CREDC to develop secure, resilient cyber systems for oil and gas industry
Between Corpus Christi and Port Arthur, the Texas coastline is more than 100 miles of almost continuous refineries. When Hurricane Harvey struck the area this summer, it flooded this epicenter of Texas’ oil and gas industry, shutting down 22 percent of the United States’ refining capacity and closing all ports in the region, according to Forbes.
Major storms can damage not only the conventional physical elements of the oil and gas delivery systems -- such as the actual pipelines -- but also the hardware that supports the cyber systems used to control those delivery systems. When cyber operations shut down, it can have far-reaching consequences, says researcher Art Conklin.
Conklin is heading up a team with the Cyber Resilience Energy Delivery Consortium, led by the University of Illinois at Urbana-Champaign, who are looking to create more secure and resilient cyber systems for the oil and gas industry. A resilient cyber system is able to prevent, respond, and recover more quickly after a natural disaster, equipment failure, or attack.
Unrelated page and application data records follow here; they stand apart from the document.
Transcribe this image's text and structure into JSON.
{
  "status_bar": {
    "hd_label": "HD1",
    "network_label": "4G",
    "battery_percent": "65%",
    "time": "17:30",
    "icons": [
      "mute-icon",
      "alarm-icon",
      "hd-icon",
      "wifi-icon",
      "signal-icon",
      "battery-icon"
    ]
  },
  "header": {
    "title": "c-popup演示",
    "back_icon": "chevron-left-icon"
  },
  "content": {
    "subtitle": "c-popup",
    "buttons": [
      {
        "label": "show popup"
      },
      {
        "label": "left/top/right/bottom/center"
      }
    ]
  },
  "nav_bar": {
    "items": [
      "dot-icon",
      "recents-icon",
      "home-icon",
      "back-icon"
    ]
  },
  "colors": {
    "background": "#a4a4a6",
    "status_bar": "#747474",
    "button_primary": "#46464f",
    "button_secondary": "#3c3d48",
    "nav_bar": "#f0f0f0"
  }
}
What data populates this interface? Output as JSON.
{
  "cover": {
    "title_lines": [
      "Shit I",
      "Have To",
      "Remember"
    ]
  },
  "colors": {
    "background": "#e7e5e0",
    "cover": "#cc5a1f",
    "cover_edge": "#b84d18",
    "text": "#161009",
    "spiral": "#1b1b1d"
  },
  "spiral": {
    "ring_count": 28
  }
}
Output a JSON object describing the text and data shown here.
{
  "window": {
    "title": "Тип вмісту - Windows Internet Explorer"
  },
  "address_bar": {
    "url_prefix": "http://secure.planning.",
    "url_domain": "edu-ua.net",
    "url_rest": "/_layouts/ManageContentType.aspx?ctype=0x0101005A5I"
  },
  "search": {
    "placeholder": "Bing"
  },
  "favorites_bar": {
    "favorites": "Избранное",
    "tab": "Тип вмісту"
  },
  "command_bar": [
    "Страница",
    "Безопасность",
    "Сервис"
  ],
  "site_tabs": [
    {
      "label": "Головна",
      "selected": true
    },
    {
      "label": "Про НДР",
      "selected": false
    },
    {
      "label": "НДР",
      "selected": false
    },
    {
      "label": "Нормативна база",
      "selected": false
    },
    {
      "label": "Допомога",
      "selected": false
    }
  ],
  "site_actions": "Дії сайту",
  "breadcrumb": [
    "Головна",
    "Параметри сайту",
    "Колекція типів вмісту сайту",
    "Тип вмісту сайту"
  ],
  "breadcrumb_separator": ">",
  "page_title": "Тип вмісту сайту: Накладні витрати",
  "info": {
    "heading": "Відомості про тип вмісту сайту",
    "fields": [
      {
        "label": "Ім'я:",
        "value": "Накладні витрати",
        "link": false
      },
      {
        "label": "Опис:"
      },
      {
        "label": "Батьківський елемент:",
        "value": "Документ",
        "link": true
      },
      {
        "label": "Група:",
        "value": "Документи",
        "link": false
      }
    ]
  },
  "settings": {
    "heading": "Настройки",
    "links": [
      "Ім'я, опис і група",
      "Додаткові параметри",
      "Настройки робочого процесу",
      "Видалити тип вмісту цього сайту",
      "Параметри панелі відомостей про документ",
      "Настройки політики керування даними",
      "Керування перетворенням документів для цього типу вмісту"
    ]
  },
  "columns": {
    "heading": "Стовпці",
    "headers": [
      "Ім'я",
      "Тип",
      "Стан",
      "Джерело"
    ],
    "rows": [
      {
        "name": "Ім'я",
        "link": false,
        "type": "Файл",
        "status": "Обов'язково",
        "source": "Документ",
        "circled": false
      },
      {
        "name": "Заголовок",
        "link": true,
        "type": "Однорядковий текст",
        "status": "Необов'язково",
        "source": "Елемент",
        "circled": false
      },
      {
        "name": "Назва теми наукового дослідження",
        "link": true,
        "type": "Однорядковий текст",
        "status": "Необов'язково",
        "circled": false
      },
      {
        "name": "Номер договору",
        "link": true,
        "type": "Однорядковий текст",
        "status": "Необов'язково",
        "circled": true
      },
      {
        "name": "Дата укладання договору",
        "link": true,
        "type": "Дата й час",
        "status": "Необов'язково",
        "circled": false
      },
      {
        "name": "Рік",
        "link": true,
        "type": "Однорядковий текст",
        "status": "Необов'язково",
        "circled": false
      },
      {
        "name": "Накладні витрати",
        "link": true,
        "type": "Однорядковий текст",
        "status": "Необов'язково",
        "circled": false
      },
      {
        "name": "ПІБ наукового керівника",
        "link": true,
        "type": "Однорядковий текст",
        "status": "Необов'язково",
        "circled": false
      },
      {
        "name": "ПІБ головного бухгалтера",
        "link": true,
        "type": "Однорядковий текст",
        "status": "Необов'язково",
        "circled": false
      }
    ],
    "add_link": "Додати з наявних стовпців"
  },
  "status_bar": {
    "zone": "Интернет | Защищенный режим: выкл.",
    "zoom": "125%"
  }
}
Cyber networks form the backbone of the energy delivery systems that are responsible for moving natural gas, oil, and hazardous liquids through the nation’s 2.9 million miles of pipeline. The natural gas transmission pipelines connect to about 1,400 distribution systems that service more than 67 million customers, according to the U.S. Dept. of Energy, which funds CREDC’s research with support from the Dept. of Homeland Security.
In addition to natural disasters like Hurricane Harvey, malicious attacks against the energy sector have grown in frequency and severity. While the electric grid has faced the majority of these threats, there is concern that the growing connectivity of pipeline systems to the Internet, to other communications systems, and to the electric grid itself make it increasingly vulnerable to attack. In 2011, a DHS report indicated that terrorist groups have discussed attacking certain pipeline systems.
“Most of the pipeline’s infrastructure has been isolated until the past five years or so, when people realized that network connectivity helped automate processes and improve efficiencies,” Conklin said. “It’s just that at the same time, it also introduced new risks.”
Unlike the power grid, which operates at the speed of light but whose local failures have relatively minor repercussions, pipelines move products through much slower, but with the potential for catastrophic failures due to the combustible properties of the chemicals. A case in point: The 2012 pipeline explosion in a residential neighborhood in San Bruno, Calif., which killed eight people.
To help mitigate those risks, Conklin’s team is creating technology and methodology that provides better security and access controls for processes, equipment, and data. The biggest challenge, he says, is the sheer size of the oil and gas industry’s footprint. The industry, which is involved in everything from to refining to shipping, has thousands of systems worldwide and is in the early stages of upgrading its legacy systems to state-of the-art.
“The number of people that can touch these systems is greatly larger than what we see with the power grid,” said Tim Yardley, associate director for technology in Illinois’ Information Trust Institute. “Managing remote access and access control in these companies is a far more challenging task.”
Still, Conklin believes that the oil and gas sector – which he says has been proactive in addressing the changing risk environment – is uniquely poised to contribute to more secure and resilient cyber systems, ultimately benefitting the nation.
“These companies are looking at this problem holistically, even though their business structure is very complex,” Conklin said. “It’s not unthinkable that as we solve resilience problems for oil and gas, we could be developing solutions that have applications for other industries as well.”